◆ WHAT TO DO ◆
Which lines of the data below hold "Monday"? Copy each of them.

>>>

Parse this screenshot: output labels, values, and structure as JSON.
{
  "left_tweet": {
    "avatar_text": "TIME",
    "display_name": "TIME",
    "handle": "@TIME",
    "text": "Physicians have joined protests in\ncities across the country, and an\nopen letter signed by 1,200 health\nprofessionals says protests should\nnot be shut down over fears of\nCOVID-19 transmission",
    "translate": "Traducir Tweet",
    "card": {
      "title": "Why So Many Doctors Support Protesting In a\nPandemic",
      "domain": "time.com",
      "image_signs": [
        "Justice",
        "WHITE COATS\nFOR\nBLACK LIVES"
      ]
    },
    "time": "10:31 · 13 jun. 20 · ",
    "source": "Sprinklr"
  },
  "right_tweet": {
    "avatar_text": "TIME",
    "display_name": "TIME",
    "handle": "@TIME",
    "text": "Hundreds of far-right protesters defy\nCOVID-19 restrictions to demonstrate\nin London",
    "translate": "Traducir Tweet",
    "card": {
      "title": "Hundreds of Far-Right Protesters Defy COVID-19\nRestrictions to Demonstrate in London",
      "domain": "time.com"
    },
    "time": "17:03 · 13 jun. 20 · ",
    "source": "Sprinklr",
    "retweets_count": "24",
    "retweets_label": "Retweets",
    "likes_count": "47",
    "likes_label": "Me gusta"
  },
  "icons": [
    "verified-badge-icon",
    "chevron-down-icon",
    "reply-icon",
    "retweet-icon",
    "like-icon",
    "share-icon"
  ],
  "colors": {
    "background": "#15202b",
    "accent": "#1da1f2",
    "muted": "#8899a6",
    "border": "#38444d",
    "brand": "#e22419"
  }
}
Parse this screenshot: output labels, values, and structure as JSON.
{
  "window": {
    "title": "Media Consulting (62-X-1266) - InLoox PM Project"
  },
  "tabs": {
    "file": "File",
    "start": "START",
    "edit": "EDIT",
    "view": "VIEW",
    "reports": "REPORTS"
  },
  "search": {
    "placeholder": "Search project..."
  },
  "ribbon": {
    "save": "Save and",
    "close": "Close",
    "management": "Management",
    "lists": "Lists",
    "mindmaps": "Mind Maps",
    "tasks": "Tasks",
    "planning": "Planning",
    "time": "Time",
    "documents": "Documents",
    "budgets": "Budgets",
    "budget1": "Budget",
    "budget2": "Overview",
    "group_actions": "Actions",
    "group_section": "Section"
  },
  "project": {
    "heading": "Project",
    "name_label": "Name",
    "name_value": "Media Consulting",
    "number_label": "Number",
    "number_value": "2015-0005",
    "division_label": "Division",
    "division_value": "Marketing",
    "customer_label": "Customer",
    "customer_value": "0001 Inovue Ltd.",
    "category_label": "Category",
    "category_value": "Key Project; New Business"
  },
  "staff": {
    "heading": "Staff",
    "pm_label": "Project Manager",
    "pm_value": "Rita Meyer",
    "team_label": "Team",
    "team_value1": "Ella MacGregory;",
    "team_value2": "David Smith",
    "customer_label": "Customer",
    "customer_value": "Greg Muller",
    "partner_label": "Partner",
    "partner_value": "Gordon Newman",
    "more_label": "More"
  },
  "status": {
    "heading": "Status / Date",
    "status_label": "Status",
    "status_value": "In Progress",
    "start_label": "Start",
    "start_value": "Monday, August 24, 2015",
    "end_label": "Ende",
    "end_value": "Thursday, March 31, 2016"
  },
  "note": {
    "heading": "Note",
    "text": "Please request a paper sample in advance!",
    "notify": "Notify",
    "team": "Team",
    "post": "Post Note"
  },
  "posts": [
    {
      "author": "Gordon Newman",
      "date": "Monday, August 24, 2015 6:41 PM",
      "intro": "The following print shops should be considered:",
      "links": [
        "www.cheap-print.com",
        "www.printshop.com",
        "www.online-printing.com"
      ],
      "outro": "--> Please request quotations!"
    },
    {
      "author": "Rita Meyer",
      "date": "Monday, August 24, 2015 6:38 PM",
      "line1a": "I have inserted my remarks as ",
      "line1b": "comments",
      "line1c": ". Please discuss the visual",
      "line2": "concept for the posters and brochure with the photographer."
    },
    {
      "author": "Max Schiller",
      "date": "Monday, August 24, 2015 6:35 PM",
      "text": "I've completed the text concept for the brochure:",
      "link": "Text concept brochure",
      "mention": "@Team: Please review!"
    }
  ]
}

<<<

◆ RESULT FOR THIS EXERCISE ◆
    "start_value": "Monday, August 24, 2015",
      "date": "Monday, August 24, 2015 6:41 PM",
      "date": "Monday, August 24, 2015 6:38 PM",
      "date": "Monday, August 24, 2015 6:35 PM",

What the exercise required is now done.